Fifth-Book Hound

The Fifth-Book Hounds, or simply Hounds (pt: Cão do Quinto Livro or Cão) are a race of mutated wild dogs in Brazil.


They are a mutated variant of the more common canis fammiliaris, and can be distinguished from their brethren by their larger size, elongated nose, bulging teeth and far more aggressive behavior toward humans. Also, they seem to be slightly less perceptive to their environment then the common dog; this has not yet been proven, however, due to difficulties in obtaining test subjects.

Their most notable development, however, would be that they have allegedly developed superior brain function. According to some field researchers, they seem to have developed a primitive growl-based language, and to now develop societies more complex than families or packs. In fact, these researchers claim these hounds now build small multiple-family clans, complete with initiation rituals and identifying symbols.


Before the Great War, dogs were the most widely spread domestic animal in Brazil - both for their use as guard animals as well as for being relatively easy to tame and keep - and as such were commonplace throughout both urban centers and farmsteads.

When the bombs fell, many of the country's dogs died, either immediately due to the blast or subsequently by the hands of the famished survivors. Most of those who survived were farm dogs, safely distant from the nukes or the countless refugees - this being the reason most living dogs are of larger races, descendants of the big Shepherd and Labrador species favored in farms at the time.
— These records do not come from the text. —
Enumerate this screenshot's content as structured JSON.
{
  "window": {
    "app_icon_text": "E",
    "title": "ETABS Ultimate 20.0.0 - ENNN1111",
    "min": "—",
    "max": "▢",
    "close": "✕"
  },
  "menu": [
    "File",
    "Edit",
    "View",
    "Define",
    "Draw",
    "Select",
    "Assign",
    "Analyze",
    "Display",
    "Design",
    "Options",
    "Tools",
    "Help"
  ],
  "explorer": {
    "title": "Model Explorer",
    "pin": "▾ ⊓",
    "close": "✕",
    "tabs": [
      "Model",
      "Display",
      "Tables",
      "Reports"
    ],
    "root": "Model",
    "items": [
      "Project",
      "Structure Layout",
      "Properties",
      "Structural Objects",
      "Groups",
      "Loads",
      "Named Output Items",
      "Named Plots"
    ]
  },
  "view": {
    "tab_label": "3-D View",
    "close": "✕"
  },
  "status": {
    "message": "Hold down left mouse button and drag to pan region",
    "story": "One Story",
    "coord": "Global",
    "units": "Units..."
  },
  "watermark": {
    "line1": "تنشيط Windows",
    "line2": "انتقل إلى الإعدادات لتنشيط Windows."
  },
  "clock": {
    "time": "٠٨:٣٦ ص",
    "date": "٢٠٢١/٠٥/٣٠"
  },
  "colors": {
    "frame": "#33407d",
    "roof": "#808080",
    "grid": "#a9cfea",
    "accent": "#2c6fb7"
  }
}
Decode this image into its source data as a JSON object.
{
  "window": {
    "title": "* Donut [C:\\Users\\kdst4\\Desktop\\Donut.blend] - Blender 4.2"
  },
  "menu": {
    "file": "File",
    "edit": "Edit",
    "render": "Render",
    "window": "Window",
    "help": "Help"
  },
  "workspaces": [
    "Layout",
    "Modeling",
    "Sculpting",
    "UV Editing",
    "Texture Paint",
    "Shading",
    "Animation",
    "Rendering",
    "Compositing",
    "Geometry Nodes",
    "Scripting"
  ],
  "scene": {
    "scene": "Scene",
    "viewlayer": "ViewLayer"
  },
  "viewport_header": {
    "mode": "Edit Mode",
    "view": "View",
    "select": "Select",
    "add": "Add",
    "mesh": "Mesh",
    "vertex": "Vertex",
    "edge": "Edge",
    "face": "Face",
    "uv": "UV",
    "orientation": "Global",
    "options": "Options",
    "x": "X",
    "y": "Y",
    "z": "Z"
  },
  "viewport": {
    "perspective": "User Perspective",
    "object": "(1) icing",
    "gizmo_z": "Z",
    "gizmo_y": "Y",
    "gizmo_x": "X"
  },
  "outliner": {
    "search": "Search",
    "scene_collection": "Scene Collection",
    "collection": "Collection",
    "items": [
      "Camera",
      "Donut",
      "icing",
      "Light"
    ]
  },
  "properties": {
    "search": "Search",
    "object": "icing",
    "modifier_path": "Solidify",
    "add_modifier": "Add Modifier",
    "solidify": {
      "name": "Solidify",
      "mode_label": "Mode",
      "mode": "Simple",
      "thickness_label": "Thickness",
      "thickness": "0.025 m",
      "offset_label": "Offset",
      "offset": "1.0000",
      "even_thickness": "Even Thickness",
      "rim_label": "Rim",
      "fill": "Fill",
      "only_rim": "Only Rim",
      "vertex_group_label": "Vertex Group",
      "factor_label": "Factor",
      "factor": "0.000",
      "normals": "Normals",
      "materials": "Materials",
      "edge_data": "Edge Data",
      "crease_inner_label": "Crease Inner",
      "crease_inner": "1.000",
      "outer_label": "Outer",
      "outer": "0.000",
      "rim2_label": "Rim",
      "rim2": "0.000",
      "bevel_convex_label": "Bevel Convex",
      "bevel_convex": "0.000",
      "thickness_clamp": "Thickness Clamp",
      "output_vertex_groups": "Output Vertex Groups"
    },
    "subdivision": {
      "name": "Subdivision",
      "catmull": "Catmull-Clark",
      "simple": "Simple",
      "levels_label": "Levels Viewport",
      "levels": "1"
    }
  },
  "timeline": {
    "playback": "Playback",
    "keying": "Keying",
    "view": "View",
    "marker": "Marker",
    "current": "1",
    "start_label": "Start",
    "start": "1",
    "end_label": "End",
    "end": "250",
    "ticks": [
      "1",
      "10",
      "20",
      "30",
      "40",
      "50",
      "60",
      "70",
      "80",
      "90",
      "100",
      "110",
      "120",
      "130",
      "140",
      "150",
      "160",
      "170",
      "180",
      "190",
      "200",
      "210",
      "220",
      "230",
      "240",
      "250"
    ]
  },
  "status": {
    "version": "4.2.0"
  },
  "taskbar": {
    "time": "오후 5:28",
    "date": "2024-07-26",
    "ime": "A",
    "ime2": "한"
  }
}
Not all dogs, however, met one of those two fates. Those who lived along the Stripe were, as happened with most creatures there, hit by the worst the nuclear fallout had to offer, and were mutated accordingly, becoming the resilient, ravaging beasts they are known for.

Some theorists claim that it was during this period they acquired their new level of intelligence. As their body increased size, so did their brain mass, allowing for more complex thought. And big as they were, they were still no match in one-on-one combat for other local predators, such as the guatirica and the radliggator, and needed to band in groups in order to obtain food. These two factors combined led to a more complex social organization, and eventually to a quasi-vocal communication system.


The term "fifth book hound" is actually older than the species it names. Back before the war, in the Brazilian northeast, collective public school was mandatory, and as such all kids received the same textbooks. One of those books, the one of the fifth-grade, depicted a hound who was strong, mean and exceptionally skilled. When the mutated giant dog was first seen in the region, it was understandably associated with the folklore.

In modern day, an idiom separation occurred. While originally the terms were similar and interchangeable, "dog" (pt. "cachorro") now refers exclusively to the original species, and "hound" (pt. "cão") now refers solely to the mutated variant. It may also be noted that the portuguese term "cão" also refers to the christianity's Devil.


The Fifth-Book Hound may be found all over Brazi, having successfully spread from their birthplace at the Rad Stripe.